Prompt: From the data that follows, copy every line with the string "JSON".

Material shown:
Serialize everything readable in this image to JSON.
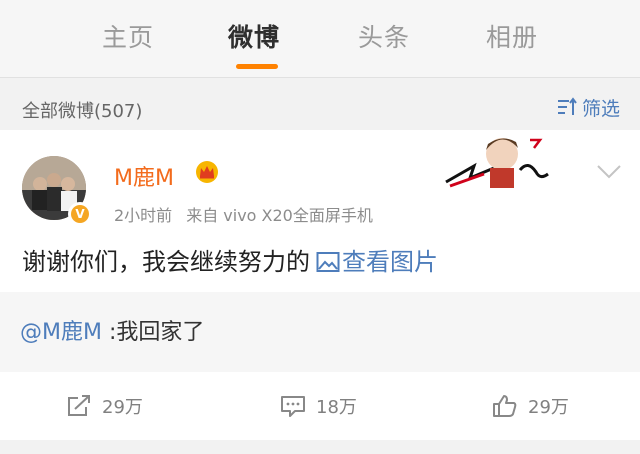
{
  "tabs": [
    {
      "label": "主页",
      "active": false
    },
    {
      "label": "微博",
      "active": true
    },
    {
      "label": "头条",
      "active": false
    },
    {
      "label": "相册",
      "active": false
    }
  ],
  "count_bar": {
    "label": "全部微博(507)",
    "filter_label": "筛选"
  },
  "post": {
    "username": "M鹿M",
    "time": "2小时前",
    "source": "来自 vivo X20全面屏手机",
    "text": "谢谢你们，我会继续努力的",
    "view_image_label": "查看图片",
    "repost": {
      "mention": "@M鹿M",
      "text": " :我回家了"
    }
  },
  "actions": {
    "repost_count": "29万",
    "comment_count": "18万",
    "like_count": "29万"
  },
  "colors": {
    "accent_orange": "#ff8200",
    "username_orange": "#f36b1c",
    "link_blue": "#4e7dbb"
  }
}
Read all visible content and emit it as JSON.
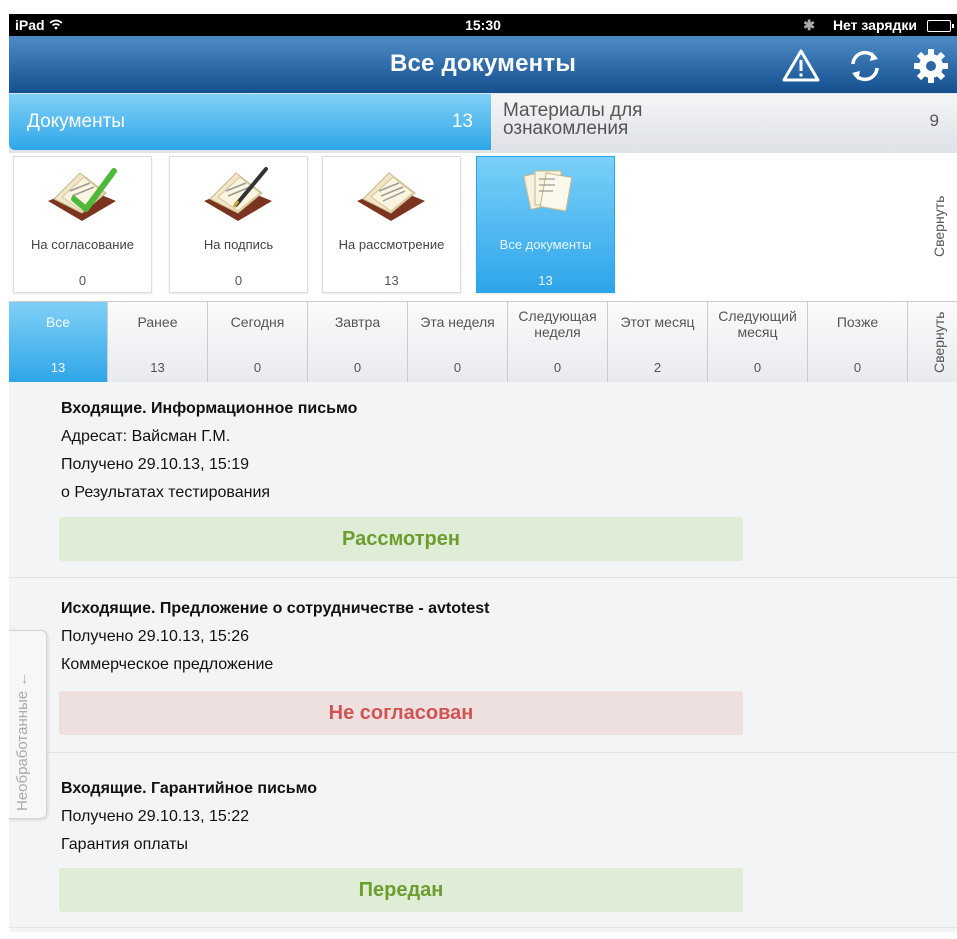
{
  "status_bar": {
    "device": "iPad",
    "time": "15:30",
    "battery_text": "Нет зарядки"
  },
  "header": {
    "title": "Все документы"
  },
  "top_tabs": [
    {
      "label": "Документы",
      "count": "13"
    },
    {
      "label": "Материалы для ознакомления",
      "count": "9"
    }
  ],
  "categories": [
    {
      "label": "На согласование",
      "count": "0"
    },
    {
      "label": "На подпись",
      "count": "0"
    },
    {
      "label": "На рассмотрение",
      "count": "13"
    },
    {
      "label": "Все документы",
      "count": "13"
    }
  ],
  "collapse_label": "Свернуть",
  "periods": [
    {
      "label": "Все",
      "count": "13"
    },
    {
      "label": "Ранее",
      "count": "13"
    },
    {
      "label": "Сегодня",
      "count": "0"
    },
    {
      "label": "Завтра",
      "count": "0"
    },
    {
      "label": "Эта неделя",
      "count": "0"
    },
    {
      "label": "Следующая неделя",
      "count": "0"
    },
    {
      "label": "Этот месяц",
      "count": "2"
    },
    {
      "label": "Следующий месяц",
      "count": "0"
    },
    {
      "label": "Позже",
      "count": "0"
    }
  ],
  "documents": [
    {
      "title": "Входящие. Информационное письмо",
      "addressee": "Адресат: Вайсман Г.М.",
      "received": "Получено 29.10.13, 15:19",
      "subject": "о Результатах тестирования",
      "status": "Рассмотрен"
    },
    {
      "title": "Исходящие. Предложение о сотрудничестве - avtotest",
      "received": "Получено 29.10.13, 15:26",
      "subject": "Коммерческое предложение",
      "status": "Не согласован"
    },
    {
      "title": "Входящие. Гарантийное письмо",
      "received": "Получено 29.10.13, 15:22",
      "subject": "Гарантия оплаты",
      "status": "Передан"
    }
  ],
  "side_tab": {
    "label": "Необработанные"
  },
  "colors": {
    "accent": "#2fa6e8",
    "header": "#16508f",
    "status_ok": "#6c9d2e",
    "status_bad": "#d15454"
  }
}
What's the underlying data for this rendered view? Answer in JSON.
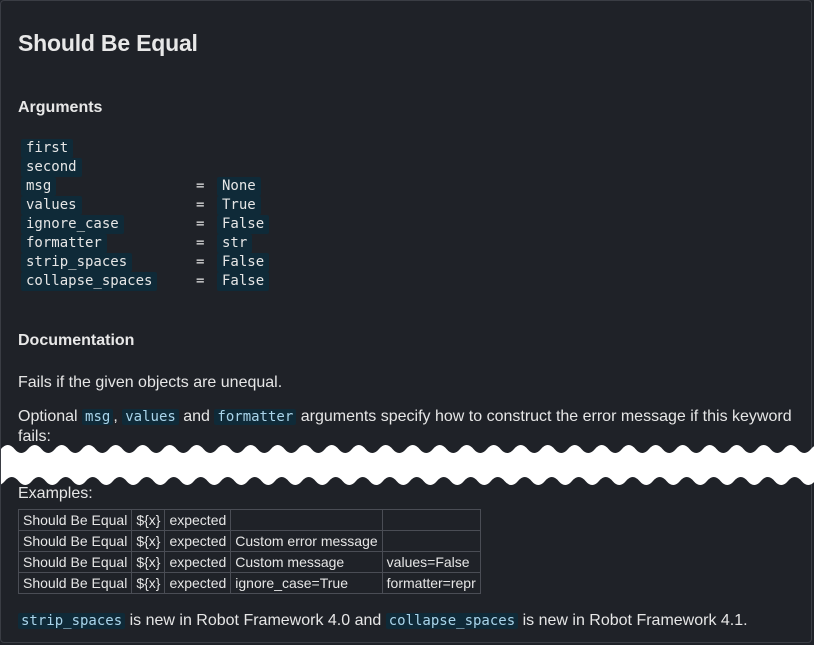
{
  "keyword": {
    "title": "Should Be Equal"
  },
  "arguments": {
    "heading": "Arguments",
    "items": [
      {
        "name": "first",
        "eq": "",
        "default": ""
      },
      {
        "name": "second",
        "eq": "",
        "default": ""
      },
      {
        "name": "msg",
        "eq": "=",
        "default": "None"
      },
      {
        "name": "values",
        "eq": "=",
        "default": "True"
      },
      {
        "name": "ignore_case",
        "eq": "=",
        "default": "False"
      },
      {
        "name": "formatter",
        "eq": "=",
        "default": "str"
      },
      {
        "name": "strip_spaces",
        "eq": "=",
        "default": "False"
      },
      {
        "name": "collapse_spaces",
        "eq": "=",
        "default": "False"
      }
    ]
  },
  "documentation": {
    "heading": "Documentation",
    "p1": "Fails if the given objects are unequal.",
    "p2": {
      "t1": "Optional ",
      "c1": "msg",
      "t2": ", ",
      "c2": "values",
      "t3": " and ",
      "c3": "formatter",
      "t4": " arguments specify how to construct the error message if this keyword fails:"
    },
    "examples_label": "Examples:",
    "examples": [
      [
        "Should Be Equal",
        "${x}",
        "expected",
        "",
        ""
      ],
      [
        "Should Be Equal",
        "${x}",
        "expected",
        "Custom error message",
        ""
      ],
      [
        "Should Be Equal",
        "${x}",
        "expected",
        "Custom message",
        "values=False"
      ],
      [
        "Should Be Equal",
        "${x}",
        "expected",
        "ignore_case=True",
        "formatter=repr"
      ]
    ],
    "footer": {
      "c1": "strip_spaces",
      "t1": " is new in Robot Framework 4.0 and ",
      "c2": "collapse_spaces",
      "t2": " is new in Robot Framework 4.1."
    }
  }
}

Answer box:
Serialize everything readable in this image to JSON.
Read all visible content and emit it as JSON.
What's the underlying data for this rendered view? Answer in JSON.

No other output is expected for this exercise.